Task details:
Nothing more is wanted than an exact repeat of the data below.

Records contained in a dataset:
━━━━━━━━━━

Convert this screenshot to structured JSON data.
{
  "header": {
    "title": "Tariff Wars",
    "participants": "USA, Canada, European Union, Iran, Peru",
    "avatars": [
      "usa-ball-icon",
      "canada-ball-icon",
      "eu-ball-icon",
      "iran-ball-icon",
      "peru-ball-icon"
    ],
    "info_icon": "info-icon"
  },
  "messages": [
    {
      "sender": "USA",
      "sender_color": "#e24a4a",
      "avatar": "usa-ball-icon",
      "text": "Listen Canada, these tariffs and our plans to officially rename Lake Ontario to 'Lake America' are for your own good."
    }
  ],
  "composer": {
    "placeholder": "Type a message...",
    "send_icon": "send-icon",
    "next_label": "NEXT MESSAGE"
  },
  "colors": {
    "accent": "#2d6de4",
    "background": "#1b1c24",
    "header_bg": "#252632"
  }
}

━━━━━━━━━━

Exercise solution:
Convert this screenshot to structured JSON data.
{
  "header": {
    "title": "Tariff Wars",
    "participants": "USA, Canada, European Union, Iran, Peru",
    "avatars": [
      "usa-ball-icon",
      "canada-ball-icon",
      "eu-ball-icon",
      "iran-ball-icon",
      "peru-ball-icon"
    ],
    "info_icon": "info-icon"
  },
  "messages": [
    {
      "sender": "USA",
      "sender_color": "#e24a4a",
      "avatar": "usa-ball-icon",
      "text": "Listen Canada, these tariffs and our plans to officially rename Lake Ontario to 'Lake America' are for your own good."
    }
  ],
  "composer": {
    "placeholder": "Type a message...",
    "send_icon": "send-icon",
    "next_label": "NEXT MESSAGE"
  },
  "colors": {
    "accent": "#2d6de4",
    "background": "#1b1c24",
    "header_bg": "#252632"
  }
}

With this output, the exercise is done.